Muckerman: It's tough to say. If it does push prices higher, that's going to encourage other countries to drill more, so that could put a cap on the supply demand-balance and drive supply much higher. It's certainly what U.S. producers are most likely to do if prices continue to creep up, because this has forced them to become more efficient, and they're producing out of profit right now. So if it climbs higher, all these wells that they have drilled but haven't fracked yet are ripe for the picking.

Priestley: Yeah, absolutely. I think it's definitely on the discipline of the individual enterprises, too. Although the status quo would probably be preferable to most traders at the moment, I would imagine.

Muckerman: Yep.

Priestley: And one thing that they're really being pushed to come up with is some kind of exit strategy to easily transition out of this when we reach a point of equilibrium. As you said, it's just ridiculously difficult to predict. [laughs] 
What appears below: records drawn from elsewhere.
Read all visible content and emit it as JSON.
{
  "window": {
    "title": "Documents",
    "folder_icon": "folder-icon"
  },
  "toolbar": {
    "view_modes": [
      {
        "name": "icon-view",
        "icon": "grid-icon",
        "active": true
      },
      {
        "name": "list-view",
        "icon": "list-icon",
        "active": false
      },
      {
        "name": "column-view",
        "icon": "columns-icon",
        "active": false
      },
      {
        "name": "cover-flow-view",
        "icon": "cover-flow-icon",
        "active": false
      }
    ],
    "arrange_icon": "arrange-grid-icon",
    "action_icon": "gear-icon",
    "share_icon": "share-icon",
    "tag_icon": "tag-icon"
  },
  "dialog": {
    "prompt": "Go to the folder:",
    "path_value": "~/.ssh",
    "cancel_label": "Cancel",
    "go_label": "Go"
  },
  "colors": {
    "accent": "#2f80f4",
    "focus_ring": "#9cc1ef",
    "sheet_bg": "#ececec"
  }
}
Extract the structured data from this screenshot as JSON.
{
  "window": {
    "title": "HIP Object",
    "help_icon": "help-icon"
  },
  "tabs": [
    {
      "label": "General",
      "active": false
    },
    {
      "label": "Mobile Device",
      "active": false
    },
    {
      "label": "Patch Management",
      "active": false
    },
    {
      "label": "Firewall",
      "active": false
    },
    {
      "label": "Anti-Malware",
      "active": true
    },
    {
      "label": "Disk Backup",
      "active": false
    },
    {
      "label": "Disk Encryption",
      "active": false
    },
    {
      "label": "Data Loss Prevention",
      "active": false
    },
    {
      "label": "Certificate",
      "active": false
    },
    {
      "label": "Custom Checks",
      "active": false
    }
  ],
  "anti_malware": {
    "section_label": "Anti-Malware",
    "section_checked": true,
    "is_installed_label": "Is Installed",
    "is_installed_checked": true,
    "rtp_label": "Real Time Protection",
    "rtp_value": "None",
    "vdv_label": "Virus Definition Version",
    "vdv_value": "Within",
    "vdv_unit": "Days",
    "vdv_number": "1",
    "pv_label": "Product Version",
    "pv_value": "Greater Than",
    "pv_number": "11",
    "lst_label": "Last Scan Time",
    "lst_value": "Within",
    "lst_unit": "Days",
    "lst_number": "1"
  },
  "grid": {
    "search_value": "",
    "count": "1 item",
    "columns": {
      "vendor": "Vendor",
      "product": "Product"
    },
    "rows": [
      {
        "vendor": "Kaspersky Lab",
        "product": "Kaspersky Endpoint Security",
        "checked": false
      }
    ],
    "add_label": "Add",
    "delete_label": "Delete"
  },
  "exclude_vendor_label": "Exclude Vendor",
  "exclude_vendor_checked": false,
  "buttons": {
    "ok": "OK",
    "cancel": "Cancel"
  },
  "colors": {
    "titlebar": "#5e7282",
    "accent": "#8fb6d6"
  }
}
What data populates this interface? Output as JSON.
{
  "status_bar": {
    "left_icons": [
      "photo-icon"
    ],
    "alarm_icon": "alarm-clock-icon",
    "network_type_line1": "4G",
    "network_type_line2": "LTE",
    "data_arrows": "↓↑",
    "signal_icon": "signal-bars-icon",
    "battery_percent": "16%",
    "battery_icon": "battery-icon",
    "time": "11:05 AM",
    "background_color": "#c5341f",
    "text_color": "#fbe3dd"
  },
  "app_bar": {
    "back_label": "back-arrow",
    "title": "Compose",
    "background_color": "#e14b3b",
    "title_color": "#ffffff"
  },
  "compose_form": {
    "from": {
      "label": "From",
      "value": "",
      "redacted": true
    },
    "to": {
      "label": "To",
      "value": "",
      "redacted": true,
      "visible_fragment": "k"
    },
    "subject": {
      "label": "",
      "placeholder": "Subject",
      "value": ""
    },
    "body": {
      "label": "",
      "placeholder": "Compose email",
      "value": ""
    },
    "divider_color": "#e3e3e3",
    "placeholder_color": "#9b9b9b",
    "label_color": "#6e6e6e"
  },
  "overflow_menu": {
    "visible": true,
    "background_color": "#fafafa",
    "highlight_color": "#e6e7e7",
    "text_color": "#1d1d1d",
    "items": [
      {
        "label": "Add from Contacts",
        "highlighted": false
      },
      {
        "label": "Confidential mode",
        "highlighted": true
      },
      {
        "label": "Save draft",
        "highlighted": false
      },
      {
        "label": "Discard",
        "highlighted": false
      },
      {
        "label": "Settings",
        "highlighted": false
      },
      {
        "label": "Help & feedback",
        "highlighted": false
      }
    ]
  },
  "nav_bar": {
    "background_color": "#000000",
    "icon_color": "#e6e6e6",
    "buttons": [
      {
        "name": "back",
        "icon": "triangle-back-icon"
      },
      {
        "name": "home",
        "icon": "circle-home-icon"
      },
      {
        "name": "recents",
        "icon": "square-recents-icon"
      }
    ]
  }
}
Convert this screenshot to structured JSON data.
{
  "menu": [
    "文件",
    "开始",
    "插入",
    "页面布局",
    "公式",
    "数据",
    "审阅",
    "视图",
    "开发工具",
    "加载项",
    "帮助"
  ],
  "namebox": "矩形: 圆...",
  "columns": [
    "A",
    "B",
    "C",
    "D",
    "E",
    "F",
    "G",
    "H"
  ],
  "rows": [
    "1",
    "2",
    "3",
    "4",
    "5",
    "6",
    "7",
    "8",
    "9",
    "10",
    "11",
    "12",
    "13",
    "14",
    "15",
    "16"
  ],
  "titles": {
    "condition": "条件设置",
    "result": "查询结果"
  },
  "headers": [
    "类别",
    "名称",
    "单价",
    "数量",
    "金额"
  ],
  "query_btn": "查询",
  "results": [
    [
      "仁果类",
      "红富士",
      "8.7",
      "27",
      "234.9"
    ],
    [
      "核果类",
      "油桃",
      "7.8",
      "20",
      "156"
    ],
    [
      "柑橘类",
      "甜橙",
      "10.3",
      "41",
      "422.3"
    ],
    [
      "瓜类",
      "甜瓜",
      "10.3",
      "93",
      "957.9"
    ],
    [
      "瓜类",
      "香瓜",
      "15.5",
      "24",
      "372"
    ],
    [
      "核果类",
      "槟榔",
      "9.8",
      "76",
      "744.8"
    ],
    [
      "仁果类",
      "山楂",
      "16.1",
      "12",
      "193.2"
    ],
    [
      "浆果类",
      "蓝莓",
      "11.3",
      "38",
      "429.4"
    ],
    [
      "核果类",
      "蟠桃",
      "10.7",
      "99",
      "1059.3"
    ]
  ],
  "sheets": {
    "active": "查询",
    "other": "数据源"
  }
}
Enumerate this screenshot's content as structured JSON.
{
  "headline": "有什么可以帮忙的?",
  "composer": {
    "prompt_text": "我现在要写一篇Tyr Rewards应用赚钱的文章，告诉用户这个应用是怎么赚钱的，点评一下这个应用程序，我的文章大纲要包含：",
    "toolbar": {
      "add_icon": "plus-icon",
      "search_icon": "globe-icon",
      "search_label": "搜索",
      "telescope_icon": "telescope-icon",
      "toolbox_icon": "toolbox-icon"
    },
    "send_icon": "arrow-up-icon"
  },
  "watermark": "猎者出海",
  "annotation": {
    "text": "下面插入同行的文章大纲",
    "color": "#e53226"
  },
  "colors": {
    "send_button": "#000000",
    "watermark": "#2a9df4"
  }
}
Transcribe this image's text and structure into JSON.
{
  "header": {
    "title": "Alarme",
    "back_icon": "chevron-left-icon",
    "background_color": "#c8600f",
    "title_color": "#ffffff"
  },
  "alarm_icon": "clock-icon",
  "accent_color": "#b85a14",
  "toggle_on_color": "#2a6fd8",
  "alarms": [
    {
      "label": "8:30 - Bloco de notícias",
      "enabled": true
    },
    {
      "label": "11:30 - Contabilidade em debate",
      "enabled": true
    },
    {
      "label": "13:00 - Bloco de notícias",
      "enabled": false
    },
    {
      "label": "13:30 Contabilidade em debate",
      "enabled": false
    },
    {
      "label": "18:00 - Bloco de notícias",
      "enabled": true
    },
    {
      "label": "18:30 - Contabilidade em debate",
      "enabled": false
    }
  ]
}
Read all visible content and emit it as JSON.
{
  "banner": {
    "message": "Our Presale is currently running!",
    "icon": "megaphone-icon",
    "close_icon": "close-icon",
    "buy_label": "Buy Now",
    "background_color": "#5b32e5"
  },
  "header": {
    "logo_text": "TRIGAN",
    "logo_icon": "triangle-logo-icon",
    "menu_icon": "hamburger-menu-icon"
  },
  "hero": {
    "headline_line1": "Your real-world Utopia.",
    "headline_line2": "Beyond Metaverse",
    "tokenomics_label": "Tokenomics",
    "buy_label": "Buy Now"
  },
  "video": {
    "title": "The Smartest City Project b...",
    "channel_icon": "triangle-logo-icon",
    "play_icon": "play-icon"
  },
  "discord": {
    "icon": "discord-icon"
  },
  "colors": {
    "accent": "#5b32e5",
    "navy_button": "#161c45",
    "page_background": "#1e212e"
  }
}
Muckerman: Yeah, who knows if we'll ever find a point of equilibrium, because at the point where we might think that we have, five to 10 years from now, we could have majority electric vehicles on the road in some highly consumable countries for oil and gasoline. So, time will tell, but I'm skeptical of ever finding a balance for longer than a month or so.

Priestley: Yeah, absolutely, especially because, you have Ecuador coming out and basically saying they won't comply. Libya and Nigeria, who were exempt from the previous arrangement because of civil strife, they're also coming back online and have no intention, I believe, of sticking to it. So even though they're small contributors, you have so many of these disparate people and organizations to control. I agree with you, it must be like trying to herd the cats.

Muckerman: And it's a political weapon as much as it ever has been.

Priestley: Yes, absolutely. Thank you so much! As always, you're ridiculously knowledgeable and insightful, so thank you.

Muckerman: You just picked a Canadian company, so it was right in my wheelhouse. I appreciate that.

Priestley: [laughs] Well, that's it from us today. If you would like to get in touch, feel free to email us at [email protected], or tweet us on Twitter at MFIndustryFocus. As always, people on the program may own companies discussed on the show, and The Motley Fool may have formal recommendations for or against stocks mentioned, so don't buy or sell anything based solely on what you hear. Next week, join us on Thursday for a look at UPS and FedEx during the holiday season. For Taylor, I'm Sarah Priestley. Thanks for listening, and Fool on!